(Extracted data entries)

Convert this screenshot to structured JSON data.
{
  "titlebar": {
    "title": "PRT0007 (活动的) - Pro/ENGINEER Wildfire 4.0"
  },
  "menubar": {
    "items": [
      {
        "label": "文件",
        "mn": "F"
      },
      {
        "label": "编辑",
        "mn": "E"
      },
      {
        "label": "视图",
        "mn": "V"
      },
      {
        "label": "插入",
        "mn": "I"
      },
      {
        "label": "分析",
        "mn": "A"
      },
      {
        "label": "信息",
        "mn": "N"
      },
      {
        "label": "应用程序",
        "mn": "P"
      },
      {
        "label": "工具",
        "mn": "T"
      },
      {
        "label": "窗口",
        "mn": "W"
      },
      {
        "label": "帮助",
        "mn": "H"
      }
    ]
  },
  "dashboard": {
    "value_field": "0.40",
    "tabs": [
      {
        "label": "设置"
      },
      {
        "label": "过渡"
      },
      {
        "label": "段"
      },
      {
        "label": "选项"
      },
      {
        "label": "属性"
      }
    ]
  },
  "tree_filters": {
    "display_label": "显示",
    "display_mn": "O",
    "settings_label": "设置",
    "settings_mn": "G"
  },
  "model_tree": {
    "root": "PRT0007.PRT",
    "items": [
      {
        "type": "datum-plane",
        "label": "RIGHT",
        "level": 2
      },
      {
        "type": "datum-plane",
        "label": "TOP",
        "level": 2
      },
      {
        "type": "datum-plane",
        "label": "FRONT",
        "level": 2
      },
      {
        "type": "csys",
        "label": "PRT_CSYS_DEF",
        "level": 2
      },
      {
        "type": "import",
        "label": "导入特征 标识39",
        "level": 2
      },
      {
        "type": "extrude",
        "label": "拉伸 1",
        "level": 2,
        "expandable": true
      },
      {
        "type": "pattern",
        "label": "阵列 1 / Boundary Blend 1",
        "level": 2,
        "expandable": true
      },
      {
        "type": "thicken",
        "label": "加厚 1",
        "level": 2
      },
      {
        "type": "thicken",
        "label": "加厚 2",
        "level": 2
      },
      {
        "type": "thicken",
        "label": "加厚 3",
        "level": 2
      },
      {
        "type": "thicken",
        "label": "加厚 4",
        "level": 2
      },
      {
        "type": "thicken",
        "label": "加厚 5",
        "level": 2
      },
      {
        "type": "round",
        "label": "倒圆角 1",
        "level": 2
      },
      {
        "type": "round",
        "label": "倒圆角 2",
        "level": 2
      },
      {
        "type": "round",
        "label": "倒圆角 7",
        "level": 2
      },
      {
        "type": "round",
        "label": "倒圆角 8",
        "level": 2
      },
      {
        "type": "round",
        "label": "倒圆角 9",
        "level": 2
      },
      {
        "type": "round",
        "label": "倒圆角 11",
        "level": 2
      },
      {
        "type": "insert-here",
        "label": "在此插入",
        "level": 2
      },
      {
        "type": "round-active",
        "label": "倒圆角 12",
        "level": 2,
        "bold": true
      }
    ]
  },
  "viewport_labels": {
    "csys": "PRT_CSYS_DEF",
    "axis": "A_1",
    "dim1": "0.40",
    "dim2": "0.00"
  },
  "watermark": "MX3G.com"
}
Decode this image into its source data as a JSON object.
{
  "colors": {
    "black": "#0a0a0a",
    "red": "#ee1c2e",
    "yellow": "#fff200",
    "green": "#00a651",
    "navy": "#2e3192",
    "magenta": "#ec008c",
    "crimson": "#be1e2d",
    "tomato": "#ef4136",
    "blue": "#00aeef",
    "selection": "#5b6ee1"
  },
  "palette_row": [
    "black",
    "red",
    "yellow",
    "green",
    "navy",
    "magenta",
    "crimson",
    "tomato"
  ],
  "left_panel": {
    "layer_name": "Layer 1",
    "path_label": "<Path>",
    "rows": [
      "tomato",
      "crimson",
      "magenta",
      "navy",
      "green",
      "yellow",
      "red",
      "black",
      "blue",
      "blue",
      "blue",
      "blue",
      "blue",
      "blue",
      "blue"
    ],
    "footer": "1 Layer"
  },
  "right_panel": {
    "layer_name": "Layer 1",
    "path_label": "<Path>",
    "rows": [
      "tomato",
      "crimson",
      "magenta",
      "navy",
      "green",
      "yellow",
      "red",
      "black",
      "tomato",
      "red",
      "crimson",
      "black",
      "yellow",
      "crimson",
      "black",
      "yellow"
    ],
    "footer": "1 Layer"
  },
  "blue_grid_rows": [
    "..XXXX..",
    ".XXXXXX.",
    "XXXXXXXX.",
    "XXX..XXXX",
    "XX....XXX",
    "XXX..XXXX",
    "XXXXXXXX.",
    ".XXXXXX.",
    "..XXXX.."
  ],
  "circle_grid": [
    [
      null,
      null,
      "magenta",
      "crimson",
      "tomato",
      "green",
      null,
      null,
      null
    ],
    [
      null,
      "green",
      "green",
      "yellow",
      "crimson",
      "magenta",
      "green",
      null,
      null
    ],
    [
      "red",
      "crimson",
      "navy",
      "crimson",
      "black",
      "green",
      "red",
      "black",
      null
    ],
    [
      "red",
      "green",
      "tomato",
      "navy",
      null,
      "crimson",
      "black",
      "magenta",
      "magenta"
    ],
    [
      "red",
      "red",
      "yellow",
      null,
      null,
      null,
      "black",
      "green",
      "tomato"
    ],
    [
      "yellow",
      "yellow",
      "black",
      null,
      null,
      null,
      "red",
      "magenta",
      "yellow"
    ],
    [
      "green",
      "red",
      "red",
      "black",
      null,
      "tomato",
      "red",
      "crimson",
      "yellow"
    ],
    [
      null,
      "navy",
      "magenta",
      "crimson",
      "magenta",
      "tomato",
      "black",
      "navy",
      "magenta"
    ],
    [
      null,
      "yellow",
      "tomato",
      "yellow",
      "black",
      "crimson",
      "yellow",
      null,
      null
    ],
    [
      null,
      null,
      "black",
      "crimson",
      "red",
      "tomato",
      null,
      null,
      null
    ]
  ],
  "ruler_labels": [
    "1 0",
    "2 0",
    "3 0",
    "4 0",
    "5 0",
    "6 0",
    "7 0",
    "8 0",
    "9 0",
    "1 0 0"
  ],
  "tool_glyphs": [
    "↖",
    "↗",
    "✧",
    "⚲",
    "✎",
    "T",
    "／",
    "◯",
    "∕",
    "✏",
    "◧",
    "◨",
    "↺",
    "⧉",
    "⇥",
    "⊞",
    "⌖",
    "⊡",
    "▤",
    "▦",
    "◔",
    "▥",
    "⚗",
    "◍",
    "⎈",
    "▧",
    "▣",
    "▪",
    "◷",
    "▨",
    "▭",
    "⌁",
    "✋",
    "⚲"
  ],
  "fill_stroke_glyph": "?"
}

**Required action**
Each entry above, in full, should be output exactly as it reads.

**Written answer**
Convert this screenshot to structured JSON data.
{
  "titlebar": {
    "title": "PRT0007 (活动的) - Pro/ENGINEER Wildfire 4.0"
  },
  "menubar": {
    "items": [
      {
        "label": "文件",
        "mn": "F"
      },
      {
        "label": "编辑",
        "mn": "E"
      },
      {
        "label": "视图",
        "mn": "V"
      },
      {
        "label": "插入",
        "mn": "I"
      },
      {
        "label": "分析",
        "mn": "A"
      },
      {
        "label": "信息",
        "mn": "N"
      },
      {
        "label": "应用程序",
        "mn": "P"
      },
      {
        "label": "工具",
        "mn": "T"
      },
      {
        "label": "窗口",
        "mn": "W"
      },
      {
        "label": "帮助",
        "mn": "H"
      }
    ]
  },
  "dashboard": {
    "value_field": "0.40",
    "tabs": [
      {
        "label": "设置"
      },
      {
        "label": "过渡"
      },
      {
        "label": "段"
      },
      {
        "label": "选项"
      },
      {
        "label": "属性"
      }
    ]
  },
  "tree_filters": {
    "display_label": "显示",
    "display_mn": "O",
    "settings_label": "设置",
    "settings_mn": "G"
  },
  "model_tree": {
    "root": "PRT0007.PRT",
    "items": [
      {
        "type": "datum-plane",
        "label": "RIGHT",
        "level": 2
      },
      {
        "type": "datum-plane",
        "label": "TOP",
        "level": 2
      },
      {
        "type": "datum-plane",
        "label": "FRONT",
        "level": 2
      },
      {
        "type": "csys",
        "label": "PRT_CSYS_DEF",
        "level": 2
      },
      {
        "type": "import",
        "label": "导入特征 标识39",
        "level": 2
      },
      {
        "type": "extrude",
        "label": "拉伸 1",
        "level": 2,
        "expandable": true
      },
      {
        "type": "pattern",
        "label": "阵列 1 / Boundary Blend 1",
        "level": 2,
        "expandable": true
      },
      {
        "type": "thicken",
        "label": "加厚 1",
        "level": 2
      },
      {
        "type": "thicken",
        "label": "加厚 2",
        "level": 2
      },
      {
        "type": "thicken",
        "label": "加厚 3",
        "level": 2
      },
      {
        "type": "thicken",
        "label": "加厚 4",
        "level": 2
      },
      {
        "type": "thicken",
        "label": "加厚 5",
        "level": 2
      },
      {
        "type": "round",
        "label": "倒圆角 1",
        "level": 2
      },
      {
        "type": "round",
        "label": "倒圆角 2",
        "level": 2
      },
      {
        "type": "round",
        "label": "倒圆角 7",
        "level": 2
      },
      {
        "type": "round",
        "label": "倒圆角 8",
        "level": 2
      },
      {
        "type": "round",
        "label": "倒圆角 9",
        "level": 2
      },
      {
        "type": "round",
        "label": "倒圆角 11",
        "level": 2
      },
      {
        "type": "insert-here",
        "label": "在此插入",
        "level": 2
      },
      {
        "type": "round-active",
        "label": "倒圆角 12",
        "level": 2,
        "bold": true
      }
    ]
  },
  "viewport_labels": {
    "csys": "PRT_CSYS_DEF",
    "axis": "A_1",
    "dim1": "0.40",
    "dim2": "0.00"
  },
  "watermark": "MX3G.com"
}
Decode this image into its source data as a JSON object.
{
  "colors": {
    "black": "#0a0a0a",
    "red": "#ee1c2e",
    "yellow": "#fff200",
    "green": "#00a651",
    "navy": "#2e3192",
    "magenta": "#ec008c",
    "crimson": "#be1e2d",
    "tomato": "#ef4136",
    "blue": "#00aeef",
    "selection": "#5b6ee1"
  },
  "palette_row": [
    "black",
    "red",
    "yellow",
    "green",
    "navy",
    "magenta",
    "crimson",
    "tomato"
  ],
  "left_panel": {
    "layer_name": "Layer 1",
    "path_label": "<Path>",
    "rows": [
      "tomato",
      "crimson",
      "magenta",
      "navy",
      "green",
      "yellow",
      "red",
      "black",
      "blue",
      "blue",
      "blue",
      "blue",
      "blue",
      "blue",
      "blue"
    ],
    "footer": "1 Layer"
  },
  "right_panel": {
    "layer_name": "Layer 1",
    "path_label": "<Path>",
    "rows": [
      "tomato",
      "crimson",
      "magenta",
      "navy",
      "green",
      "yellow",
      "red",
      "black",
      "tomato",
      "red",
      "crimson",
      "black",
      "yellow",
      "crimson",
      "black",
      "yellow"
    ],
    "footer": "1 Layer"
  },
  "blue_grid_rows": [
    "..XXXX..",
    ".XXXXXX.",
    "XXXXXXXX.",
    "XXX..XXXX",
    "XX....XXX",
    "XXX..XXXX",
    "XXXXXXXX.",
    ".XXXXXX.",
    "..XXXX.."
  ],
  "circle_grid": [
    [
      null,
      null,
      "magenta",
      "crimson",
      "tomato",
      "green",
      null,
      null,
      null
    ],
    [
      null,
      "green",
      "green",
      "yellow",
      "crimson",
      "magenta",
      "green",
      null,
      null
    ],
    [
      "red",
      "crimson",
      "navy",
      "crimson",
      "black",
      "green",
      "red",
      "black",
      null
    ],
    [
      "red",
      "green",
      "tomato",
      "navy",
      null,
      "crimson",
      "black",
      "magenta",
      "magenta"
    ],
    [
      "red",
      "red",
      "yellow",
      null,
      null,
      null,
      "black",
      "green",
      "tomato"
    ],
    [
      "yellow",
      "yellow",
      "black",
      null,
      null,
      null,
      "red",
      "magenta",
      "yellow"
    ],
    [
      "green",
      "red",
      "red",
      "black",
      null,
      "tomato",
      "red",
      "crimson",
      "yellow"
    ],
    [
      null,
      "navy",
      "magenta",
      "crimson",
      "magenta",
      "tomato",
      "black",
      "navy",
      "magenta"
    ],
    [
      null,
      "yellow",
      "tomato",
      "yellow",
      "black",
      "crimson",
      "yellow",
      null,
      null
    ],
    [
      null,
      null,
      "black",
      "crimson",
      "red",
      "tomato",
      null,
      null,
      null
    ]
  ],
  "ruler_labels": [
    "1 0",
    "2 0",
    "3 0",
    "4 0",
    "5 0",
    "6 0",
    "7 0",
    "8 0",
    "9 0",
    "1 0 0"
  ],
  "tool_glyphs": [
    "↖",
    "↗",
    "✧",
    "⚲",
    "✎",
    "T",
    "／",
    "◯",
    "∕",
    "✏",
    "◧",
    "◨",
    "↺",
    "⧉",
    "⇥",
    "⊞",
    "⌖",
    "⊡",
    "▤",
    "▦",
    "◔",
    "▥",
    "⚗",
    "◍",
    "⎈",
    "▧",
    "▣",
    "▪",
    "◷",
    "▨",
    "▭",
    "⌁",
    "✋",
    "⚲"
  ],
  "fill_stroke_glyph": "?"
}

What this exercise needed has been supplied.